fish sauce mixture and the
crunchy, spicy cereal did wonders
for the texture of the dish.

final verdict?
overall opinion of the book?
everything looks unbelievably good and
i cannot wait to make the next recipe.
i really shouldn't be surprised -
david chang always wins.
recipe, from momofuku
roasted cauliflower with fish sauce vinaigrette and spicy puffed rice
adapted from momofuku
as i mentioned above, i did not fry the cilantro. the recipe called for heating 1/2 cup grapeseed oil (something else i didn't have) and frying 1/2 cup of the leaves. i just did not want to fry or waste the oil (but if you do and think its worth it, tell me). i'm giving you the full version for the vinaigrette, but keep in mind that we still had some left over after making one recipe and using it twice - chang says leftovers are great on meat or tossed with noodles. when i made the mixture, i reduced the sugar and upped the garlic, which i've written below. last thing, these spicy rice krispies are delicious - i'm actively trying to decide what else i can do with it.

i've included the brussels sprouts version in this recipe. chang called for 32 ounces, but i used 20. smallish brussels sprouts are best.

1/3 cup (or more) fish sauce vinaigrette (recipe below)
2 tablespoons very thinly sliced cilantro stems
3 tablespoons thinly sliced mint
1 head cauliflower OR 2 containers (10 ounces each) brussels sprouts
2 tablespoons, plus 1/2 teaspoon canola or grapeseed oil, divided
1/2 cup puffed rice
1/2 teaspoon shichimi togarashi
2 tablespoons chopped cilantro

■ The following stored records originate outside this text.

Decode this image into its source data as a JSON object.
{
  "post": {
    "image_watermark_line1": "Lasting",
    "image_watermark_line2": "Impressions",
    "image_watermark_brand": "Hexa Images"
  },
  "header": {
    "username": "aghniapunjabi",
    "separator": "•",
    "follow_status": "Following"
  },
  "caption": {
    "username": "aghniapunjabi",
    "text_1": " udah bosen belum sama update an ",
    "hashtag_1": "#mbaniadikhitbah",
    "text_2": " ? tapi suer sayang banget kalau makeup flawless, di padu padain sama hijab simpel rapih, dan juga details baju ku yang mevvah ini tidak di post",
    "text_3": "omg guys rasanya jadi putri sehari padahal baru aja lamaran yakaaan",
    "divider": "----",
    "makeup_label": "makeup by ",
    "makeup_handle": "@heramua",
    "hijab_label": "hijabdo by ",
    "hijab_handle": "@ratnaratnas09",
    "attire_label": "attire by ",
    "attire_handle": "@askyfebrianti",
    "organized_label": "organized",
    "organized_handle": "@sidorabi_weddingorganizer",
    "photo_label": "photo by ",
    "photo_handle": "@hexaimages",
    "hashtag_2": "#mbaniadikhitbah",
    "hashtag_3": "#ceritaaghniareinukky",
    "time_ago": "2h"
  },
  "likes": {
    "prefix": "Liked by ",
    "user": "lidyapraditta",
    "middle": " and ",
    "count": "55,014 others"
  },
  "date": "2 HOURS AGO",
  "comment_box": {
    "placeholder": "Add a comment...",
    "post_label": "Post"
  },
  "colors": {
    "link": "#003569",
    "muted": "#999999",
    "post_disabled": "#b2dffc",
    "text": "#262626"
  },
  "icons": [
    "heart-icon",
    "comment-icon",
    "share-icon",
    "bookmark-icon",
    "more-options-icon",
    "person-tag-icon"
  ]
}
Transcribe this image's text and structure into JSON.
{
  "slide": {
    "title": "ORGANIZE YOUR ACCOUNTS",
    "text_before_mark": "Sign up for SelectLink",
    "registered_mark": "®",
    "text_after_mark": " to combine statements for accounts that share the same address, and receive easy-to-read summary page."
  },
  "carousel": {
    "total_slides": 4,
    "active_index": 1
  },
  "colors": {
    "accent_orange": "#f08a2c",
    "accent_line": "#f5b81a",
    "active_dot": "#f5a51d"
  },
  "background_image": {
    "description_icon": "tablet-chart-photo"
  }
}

heat oven to 400˚f.

for cauliflower: core cauliflower; cut into florets. in bowl, combine cauliflower and 2 tablespoons oil. divide cauliflower evenly among two foil-lined baking sheets, spreading to separate (this will ensure that they roast, not steam).

for brussels sprouts: trim and halve brussels sprouts. in large ovenproof skillet over medium, heat 2 tablespoons oil 1 minute. add brussels sprouts, halved side down; cook 2 minutes, or until they begin to brown. transfer skillet to the oven and cook 10-15 minutes, or until tender, but not not soft.

meanwhile, in small bowl, whisk together fish sauce vinaigrette, cilantro stems and mint; set aside.

in small bowl, combine puffed rice, remaining 1/2 teaspoon oil and shichimi togarashi. warm small skillet over medium-high heat; add puffed rice mixture and toast 2-4 minutes, or until you can smell the mixture and it has turned a slightly darker shade, shaking occasionally.

in bowl, combine hot cauliflower (or hot brussels sprouts) and vinaigrette mixture; transfer to serving bowl or plates. sprinke with chopped cilantro and puffed rice mixture.

fish sauce vinaigrette
1/2 cup fish sauce
1/4 cup water
2 tablespoons rice wine vinegar
1 lime, juiced
3 tablespoons sugar
2 cloves garlic, peeled and finely chopped
1 serrano pepper, thinly sliced (or 1 to 3 bird's eye chiles)

in small bowl, whisk together all ingredients. store in tightly covered container for up to one week.